As a regular reader of the BBC News website (no mocking please!) I have developed the habit of considering the ‘style’ and ‘structure’ of the writing and not only its substantive content. The former can influence how the latter is framed and therefore affect how a news story comes to be understood by us, the consumers of the output.
There is a little illustration today from BBC Scotland’s journalism – an indicative example you might say! It’s from a lengthy article on the BBC News website’s Scotland page about a housing association and a tenancy dispute. I offer no comment, no judgement on the issue being reported only on the way someone in BBC Scotland has written up the story. Now you may call me ‘picky’ but I (still) expect a degree of coherence and consistency – a general acceptance that words and phrases do have actual meanings – in the output from the ‘public service’ broadcaster.
First there is today’s headline: ‘Glasgow sisters TO BE EVICTED weeks after mother’s death’ (my emphasis)
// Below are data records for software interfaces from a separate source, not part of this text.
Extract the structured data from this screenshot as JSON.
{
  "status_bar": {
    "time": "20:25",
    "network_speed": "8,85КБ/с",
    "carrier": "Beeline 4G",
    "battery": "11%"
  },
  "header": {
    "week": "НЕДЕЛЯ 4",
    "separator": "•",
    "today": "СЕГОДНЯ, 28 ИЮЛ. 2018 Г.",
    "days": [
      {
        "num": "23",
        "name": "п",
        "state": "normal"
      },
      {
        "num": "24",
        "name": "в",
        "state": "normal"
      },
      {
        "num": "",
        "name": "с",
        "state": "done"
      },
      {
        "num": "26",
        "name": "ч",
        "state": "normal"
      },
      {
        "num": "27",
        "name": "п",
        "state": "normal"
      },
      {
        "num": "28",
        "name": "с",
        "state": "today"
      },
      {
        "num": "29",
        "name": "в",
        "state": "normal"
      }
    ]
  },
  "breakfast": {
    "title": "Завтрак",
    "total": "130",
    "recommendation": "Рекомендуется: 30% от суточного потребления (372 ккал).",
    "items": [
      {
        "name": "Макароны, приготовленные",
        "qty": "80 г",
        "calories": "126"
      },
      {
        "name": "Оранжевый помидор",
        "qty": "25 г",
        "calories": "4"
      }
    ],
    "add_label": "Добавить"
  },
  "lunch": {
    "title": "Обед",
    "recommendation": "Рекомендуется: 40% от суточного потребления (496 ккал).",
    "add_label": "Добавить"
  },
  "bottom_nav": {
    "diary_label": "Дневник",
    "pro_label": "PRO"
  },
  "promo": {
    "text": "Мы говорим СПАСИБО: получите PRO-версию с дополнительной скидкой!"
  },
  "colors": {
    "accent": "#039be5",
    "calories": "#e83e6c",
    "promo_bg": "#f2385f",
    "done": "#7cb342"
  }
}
Then there is the first sentence in the article: ‘Two sisters were TOLD THEY WOULD BE EVICTED from the family home three weeks after their mother died.’
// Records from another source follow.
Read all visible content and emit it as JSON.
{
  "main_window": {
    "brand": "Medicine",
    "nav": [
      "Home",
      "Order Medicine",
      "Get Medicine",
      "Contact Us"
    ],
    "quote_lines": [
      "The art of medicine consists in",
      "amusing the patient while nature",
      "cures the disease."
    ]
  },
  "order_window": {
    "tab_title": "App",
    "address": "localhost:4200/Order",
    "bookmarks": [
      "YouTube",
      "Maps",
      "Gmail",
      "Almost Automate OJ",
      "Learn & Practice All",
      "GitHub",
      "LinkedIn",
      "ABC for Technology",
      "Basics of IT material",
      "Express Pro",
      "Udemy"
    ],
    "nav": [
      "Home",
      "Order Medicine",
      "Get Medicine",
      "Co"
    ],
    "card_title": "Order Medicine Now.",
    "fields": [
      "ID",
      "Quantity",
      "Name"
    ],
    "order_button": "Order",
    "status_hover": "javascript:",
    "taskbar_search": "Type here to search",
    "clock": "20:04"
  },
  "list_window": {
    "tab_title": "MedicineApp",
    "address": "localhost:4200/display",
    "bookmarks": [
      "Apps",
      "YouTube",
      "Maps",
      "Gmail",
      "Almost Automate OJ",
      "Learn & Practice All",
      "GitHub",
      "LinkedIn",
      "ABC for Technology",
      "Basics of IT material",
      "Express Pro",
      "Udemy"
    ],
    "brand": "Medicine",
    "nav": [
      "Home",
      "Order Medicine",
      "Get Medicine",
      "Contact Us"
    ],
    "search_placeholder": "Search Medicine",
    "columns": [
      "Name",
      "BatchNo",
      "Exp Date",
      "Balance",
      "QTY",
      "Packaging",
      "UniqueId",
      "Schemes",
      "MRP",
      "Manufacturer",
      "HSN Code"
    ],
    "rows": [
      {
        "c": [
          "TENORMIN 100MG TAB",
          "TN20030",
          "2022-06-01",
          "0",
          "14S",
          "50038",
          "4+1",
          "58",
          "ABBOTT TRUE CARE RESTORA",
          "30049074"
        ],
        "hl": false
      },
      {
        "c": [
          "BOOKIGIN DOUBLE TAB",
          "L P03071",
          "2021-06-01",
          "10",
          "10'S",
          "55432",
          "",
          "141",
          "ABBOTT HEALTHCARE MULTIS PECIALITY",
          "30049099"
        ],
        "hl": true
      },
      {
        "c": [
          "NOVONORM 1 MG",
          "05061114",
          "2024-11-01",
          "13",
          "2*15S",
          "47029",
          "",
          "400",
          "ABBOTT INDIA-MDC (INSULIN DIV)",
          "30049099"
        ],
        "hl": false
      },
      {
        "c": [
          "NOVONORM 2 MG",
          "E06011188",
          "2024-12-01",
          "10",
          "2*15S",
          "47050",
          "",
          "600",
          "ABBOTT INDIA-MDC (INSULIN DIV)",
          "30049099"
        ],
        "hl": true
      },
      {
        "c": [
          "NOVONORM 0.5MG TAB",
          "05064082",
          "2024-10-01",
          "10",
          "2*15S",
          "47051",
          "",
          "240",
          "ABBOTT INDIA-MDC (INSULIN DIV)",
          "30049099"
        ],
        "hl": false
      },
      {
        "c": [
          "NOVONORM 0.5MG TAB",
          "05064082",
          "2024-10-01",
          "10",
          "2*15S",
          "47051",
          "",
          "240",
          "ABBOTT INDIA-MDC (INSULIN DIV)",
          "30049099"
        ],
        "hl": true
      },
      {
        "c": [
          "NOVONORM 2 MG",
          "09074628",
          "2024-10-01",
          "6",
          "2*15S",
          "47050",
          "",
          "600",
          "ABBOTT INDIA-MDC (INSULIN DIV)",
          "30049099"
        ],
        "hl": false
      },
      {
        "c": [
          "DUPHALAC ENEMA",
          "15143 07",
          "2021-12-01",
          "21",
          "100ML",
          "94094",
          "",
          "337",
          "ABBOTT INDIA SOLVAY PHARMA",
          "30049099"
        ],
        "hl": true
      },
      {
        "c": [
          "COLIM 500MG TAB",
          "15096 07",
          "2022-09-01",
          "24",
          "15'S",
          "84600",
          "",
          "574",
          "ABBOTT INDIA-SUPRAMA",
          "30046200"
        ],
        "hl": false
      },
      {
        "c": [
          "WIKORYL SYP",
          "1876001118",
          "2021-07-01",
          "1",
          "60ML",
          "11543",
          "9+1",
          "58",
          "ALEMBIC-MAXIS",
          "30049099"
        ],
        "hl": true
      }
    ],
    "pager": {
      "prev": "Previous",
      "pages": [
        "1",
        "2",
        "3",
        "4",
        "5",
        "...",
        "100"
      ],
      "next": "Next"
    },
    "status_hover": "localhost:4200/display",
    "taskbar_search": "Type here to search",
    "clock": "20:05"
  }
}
These two sentences do not mean the same thing. And later the significance of this difference becomes blindingly obvious but only way down in a long article. Eventually we are told this:
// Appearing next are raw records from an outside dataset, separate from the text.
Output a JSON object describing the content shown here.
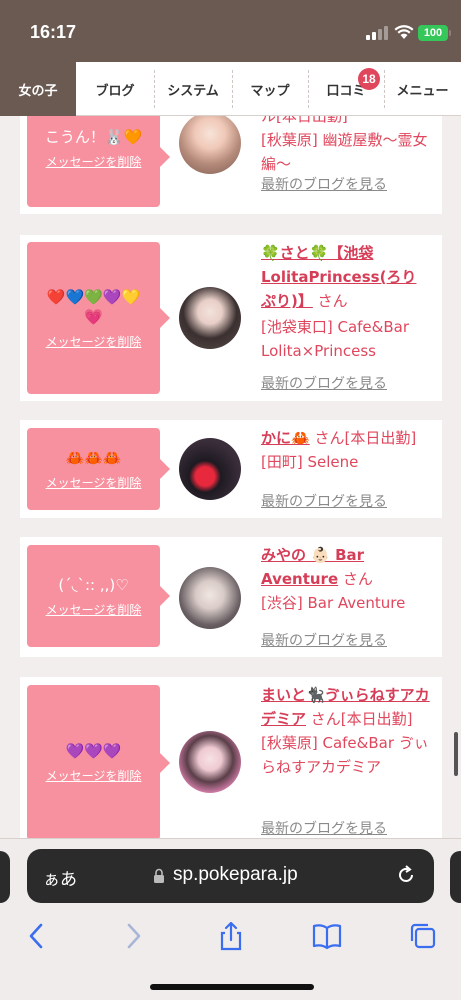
{
  "status": {
    "time": "16:17",
    "battery": "100"
  },
  "nav": {
    "tabs": [
      {
        "label": "女の子",
        "active": true
      },
      {
        "label": "ブログ"
      },
      {
        "label": "システム"
      },
      {
        "label": "マップ"
      },
      {
        "label": "口コミ",
        "badge": "18"
      },
      {
        "label": "メニュー"
      }
    ]
  },
  "cards": [
    {
      "emoji": "こうん！🐰🧡",
      "delete_label": "メッセージを削除",
      "name": "",
      "san": "",
      "extra": "ル[本日出勤]",
      "place": "[秋葉原] 幽遊屋敷～霊女編～",
      "blog_label": "最新のブログを見る"
    },
    {
      "emoji": "❤️💙💚💜💛💗",
      "delete_label": "メッセージを削除",
      "name": "🍀さと🍀【池袋LolitaPrincess(ろりぷり)】",
      "san": "さん",
      "extra": "",
      "place": "[池袋東口] Cafe&Bar Lolita×Princess",
      "blog_label": "最新のブログを見る"
    },
    {
      "emoji": "🦀🦀🦀",
      "delete_label": "メッセージを削除",
      "name": "かに🦀",
      "san": "さん[本日出勤]",
      "extra": "",
      "place": "[田町] Selene",
      "blog_label": "最新のブログを見る"
    },
    {
      "emoji": "(ˊ◟ˋ:: ,,)♡",
      "delete_label": "メッセージを削除",
      "name": "みやの 👶🏻 Bar Aventure",
      "san": "さん",
      "extra": "",
      "place": "[渋谷] Bar Aventure",
      "blog_label": "最新のブログを見る"
    },
    {
      "emoji": "💜💜💜",
      "delete_label": "メッセージを削除",
      "name": "まいと🐈‍⬛ゔぃらねすアカデミア",
      "san": "さん[本日出勤]",
      "extra": "",
      "place": "[秋葉原] Cafe&Bar ゔぃらねすアカデミア",
      "blog_label": "最新のブログを見る"
    }
  ],
  "safari": {
    "aa": "ぁあ",
    "url": "sp.pokepara.jp"
  }
}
‘Sanctuary Scotland HAS NOW EXTENDED THE TIME she and Taylor have to move out – ALBEIT INDEFINITELY – and discussed alternative housing arrangements they may be able to pursue.’
So is the headline simply, straightforwardly a falsehood? No-one involved is ‘TO BE EVICTED’? And what exactly is this ‘ALBEIT INDEFINITELY’ phrase doing in there, what (clumsily) is it seeking to convey? In contrast to the headline, there is now to be no eviction imposed at all in this case, ever?
We all need to hone our textual analysis skills as BBC Scotland’s reports cannot be relied upon to be quite what they appear to be! When it comes to consuming BBC output in Scotland it seems it is essential to be an ‘alert reader’, ‘alert listener’ and ‘alert viewer’! Alternative approaches are of course available!